But how can you learn to write better?
Enter the timeless advice of David Ogilvy.
Despite never graduating from college, Ogilvy had a gift for the written word. At one point as a young man, Ogilvy found himself selling cooking stoves door-to-door. His employer noticed his success and asked him to write an instruction manual for the other salesmen.
Fortune magazine would go on to call it "probably the best sales manual ever written."
Ogilvy eventually earned a position as an account executive for the London advertising agency Mather & Crowther, where his older brother worked. He immigrated to the United States and in 1948 founded the agency Hewitt, Ogilvy, Benson & Mather in New York. That company eventually became Ogilvy & Mather Worldwide, one of the largest advertising agencies in the world.
And the rest, as they say, is history.

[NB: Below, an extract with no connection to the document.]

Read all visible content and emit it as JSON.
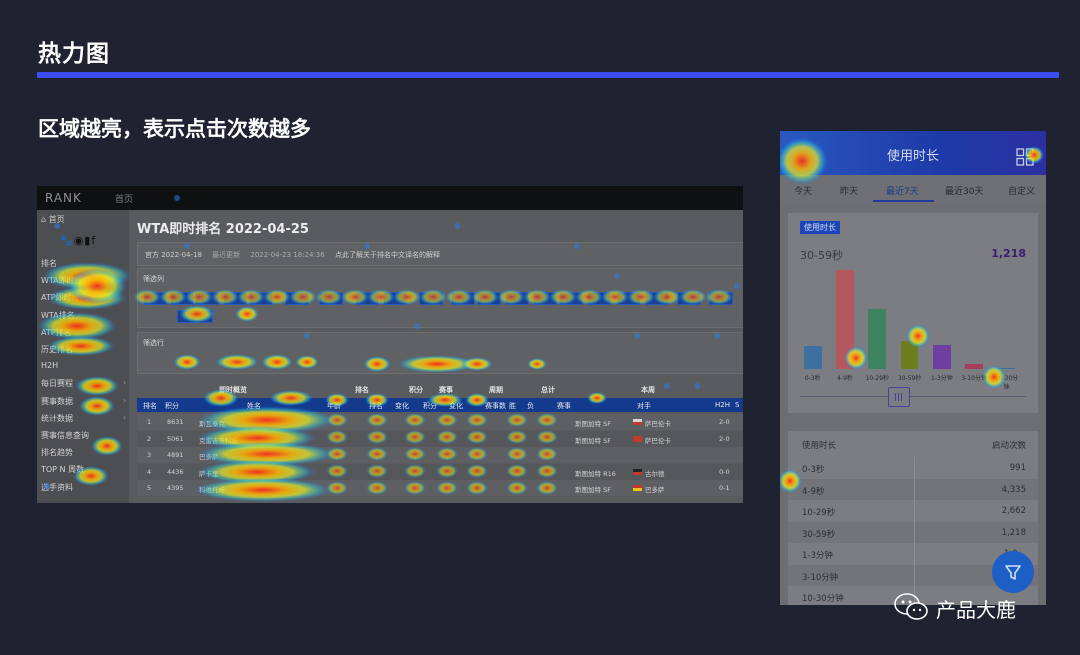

Recently, I came across the following memo, which was posted on the official Ogilvy & Mather Twitter account. It was drafted by David Ogilvy in September, 1982, and was originally provided for management "to circulate as they saw fit."
Ogilvy's advice is timeless, so I thought I'd share it with readers here:
The better you write, the higher you will go in Ogilvy & Mather. People who think well, write well.
Good writing is not a natural gift. You have to learn to write well. Here are 10 hints:
1. Read the Roman-Raphaelson book on writing. [Writing That Works, Harper & Row, 1981] Read it three times.
2. Write the way you talk. Naturally.
3. Use short words, short sentences and short paragraphs.
4. Never use jargon words like reconceptualize, demassification, attitudinally, judgmentally. They are hallmarks of a pretentious ass.
5. Never write more than two pages on any subject.
6. Check your quotations.
7. Never send a letter or a memo on the day you write it. Read it aloud the next morning--and then edit it.
8. If it is something important, get a colleague to improve it.
9. Before you send your letter or memo, make sure it is crystal clear what you want the recipient to do.
10. If you want ACTION, don't write. Go and tell the guy what you want.
Reprinted with permission. All rights reserved by Ogilvy & Mather.